While everybody should read the small-print before giving to any flag day, the curious case of the Singapore Zoo, a private corporation,
receiving funds from its “donation-collecting sidekick Wildlife Conservation Singapore Fund (WCSF) on Flag Day 26 Aug 2007“ wails for scrutiny.
Here’s a news report about the state of the Singapore Zoo’s finances in The New Paper, Wednesday, 12 Sep 2007
The Singapore Zoo and Night Safari have made millions of dollars in profits over the past three years, according to their financial records.
They also receive grants from the Government and sponsorship money from private corporations.
Adoptions and donations totalled $1.5 million for their parent company’s last financial year ended 31 Mar.
So why does parent company Wildlife Reserves Singapore (WRS) still accept funds from a charity for research and the care of its animals?
Mr Joseph Lai, the originator of the Flag Day poser was also interviewed:
‘When donations are being canvassed in public places, people donate in faith that there is governance to ensure fair and equitable distribution of funds to legitimate causes with the most urgent needs.
‘Profit-making businesses should have no place within this public donation system to ask for any monetary help.’
The article further breaks down how the Zoo spins money:
It costs an adult $16.50 to visit the zoo and $22 to visit the Night Safari.
The 2006/07 year book of WRS, which runs SZG and Jurong Bird Park, Shows admissions as the biggest revenue earner – generating $33.4million, or 44 per cent of total revenue in financial year 2006/07.
Net profit after tax for that year was $17 million, while the year before was $14 million.

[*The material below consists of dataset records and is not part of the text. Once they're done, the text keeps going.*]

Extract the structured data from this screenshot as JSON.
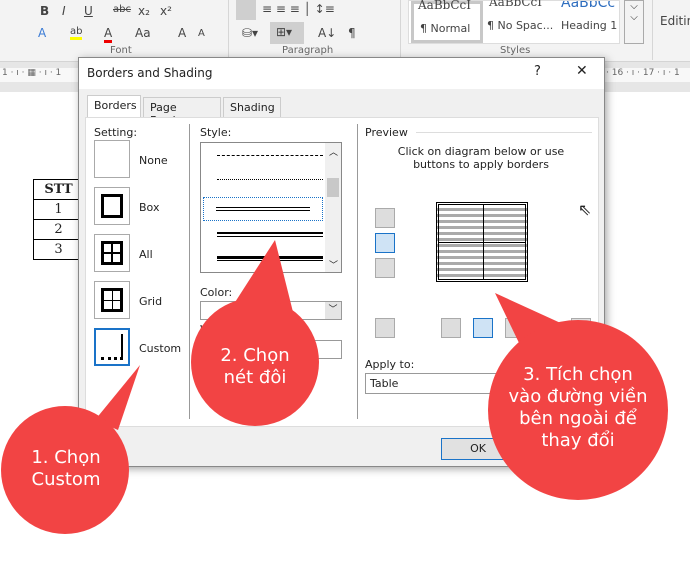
{
  "ribbon": {
    "font_buttons": [
      "B",
      "I",
      "U",
      "abc",
      "x₂",
      "x²"
    ],
    "font_row2": [
      "A",
      "ab",
      "A",
      "Aa",
      "A",
      "A"
    ],
    "styles": [
      {
        "preview": "AaBbCcI",
        "label": "¶ Normal"
      },
      {
        "preview": "AaBbCcI",
        "label": "¶ No Spac..."
      },
      {
        "preview": "AaBbCc",
        "label": "Heading 1"
      }
    ],
    "editing": "Editing",
    "groups": [
      "Font",
      "Paragraph",
      "Styles"
    ]
  },
  "ruler": {
    "left": "1 · ı · ▦   · ı · 1",
    "right": "· 16 · ı · 17 · ı · 1"
  },
  "document": {
    "table": {
      "header": "STT",
      "rows": [
        "1",
        "2",
        "3"
      ]
    }
  },
  "dialog": {
    "title": "Borders and Shading",
    "help": "?",
    "close": "✕",
    "tabs": [
      "Borders",
      "Page Border",
      "Shading"
    ],
    "active_tab": "Borders",
    "setting_label": "Setting:",
    "settings": [
      "None",
      "Box",
      "All",
      "Grid",
      "Custom"
    ],
    "selected_setting": "Custom",
    "style_label": "Style:",
    "color_label": "Color:",
    "width_label": "W",
    "preview_label": "Preview",
    "preview_hint": "Click on diagram below or use buttons to apply borders",
    "apply_to_label": "Apply to:",
    "apply_to_value": "Table",
    "ok": "OK",
    "accent": "#1a73c8"
  },
  "callouts": [
    {
      "text": "1. Chọn Custom",
      "color": "#f24444"
    },
    {
      "text": "2. Chọn nét đôi",
      "color": "#f24444"
    },
    {
      "text": "3. Tích chọn vào đường viền bên ngoài để thay đổi",
      "color": "#f24444"
    }
  ]
}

In 2004/05, the first year that WRS made a profit, the figure was $12 million.
Yet, the fund said it gave $1.1million to the zoo last year. The money was donated by the public and by corporations for specific adoptions of animals and exhibits there.

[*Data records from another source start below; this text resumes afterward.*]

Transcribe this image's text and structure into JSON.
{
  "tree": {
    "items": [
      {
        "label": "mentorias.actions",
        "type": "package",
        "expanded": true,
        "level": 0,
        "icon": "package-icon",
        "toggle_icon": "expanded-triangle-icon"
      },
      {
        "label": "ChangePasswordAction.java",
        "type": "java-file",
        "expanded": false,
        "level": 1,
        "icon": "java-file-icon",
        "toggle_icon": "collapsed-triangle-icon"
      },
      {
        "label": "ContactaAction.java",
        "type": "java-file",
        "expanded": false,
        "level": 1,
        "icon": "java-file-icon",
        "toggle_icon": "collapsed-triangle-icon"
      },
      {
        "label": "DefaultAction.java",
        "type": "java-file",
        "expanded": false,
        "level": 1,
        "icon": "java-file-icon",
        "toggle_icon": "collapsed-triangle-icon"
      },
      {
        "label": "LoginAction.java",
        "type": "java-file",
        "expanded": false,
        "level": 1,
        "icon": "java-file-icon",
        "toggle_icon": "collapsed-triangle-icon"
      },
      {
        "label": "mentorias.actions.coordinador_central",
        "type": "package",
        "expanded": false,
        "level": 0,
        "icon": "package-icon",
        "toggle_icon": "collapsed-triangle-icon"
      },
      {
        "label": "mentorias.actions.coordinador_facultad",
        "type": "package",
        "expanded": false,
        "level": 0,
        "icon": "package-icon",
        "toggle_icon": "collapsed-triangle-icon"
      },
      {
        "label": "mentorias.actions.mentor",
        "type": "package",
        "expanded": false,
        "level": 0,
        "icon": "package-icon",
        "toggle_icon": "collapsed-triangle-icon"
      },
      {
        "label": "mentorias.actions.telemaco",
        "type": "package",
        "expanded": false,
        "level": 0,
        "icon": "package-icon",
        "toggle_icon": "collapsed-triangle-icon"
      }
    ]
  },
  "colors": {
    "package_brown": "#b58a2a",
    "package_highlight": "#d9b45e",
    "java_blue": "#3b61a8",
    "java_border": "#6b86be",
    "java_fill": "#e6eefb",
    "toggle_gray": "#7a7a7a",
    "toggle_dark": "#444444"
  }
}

It is interesting to note that even the fund’s flag day volunteers had doubts
… some canvassers, such as university student Zhang Yuzhuo, wondered about the need for the flag day.
Miss Zhang, 18, and her friends spent four hours at Tiong Bahru Plaza as part of a compulsory school-based community involvement programme.
She said in Mandarin: ‘It’s not like we were raising funds for disaster victims where the need is more obvious. I also felt that it was not necessary to give away such fancy stickers.’
Read the article for the interesting contrast on how the Singapore Zoo compares to other zoos that also charge admission and receive funds.
Aside from the news article, Mr Lai also charges in this blog entry that the “Zoo’s short not of money but of moral principles“, because “Self-help is more than helping self. Self-help helps others in truth.”
He also says
There is a whole lot of good things we can teach our kids.
Parents, teach your kids to take personal responsibility for nature conservation. Teach them not to depend on others to do it for them. Impress on them that each and everyone of us is a steward of our environment. And together we can all teach the super-rich Singapore Zoo not to depend on other people’s money for education, research and conservation. Tell the zoo put its own money where the mouth is and authenticate its own existence. Otherwise, whatever it preaches about nature conservation is just a farce – no genuine commitment. In any case, the zoo should never be seen as the status quo for animal conservation.
Last but not least, teach our children about true compassion. Self-help is helping others. My mum would have said it succinctly again, “one less Flag Day for the zoo, one more Flag Day for other non-profit organisations like the Children Society.”
I can’t agree more.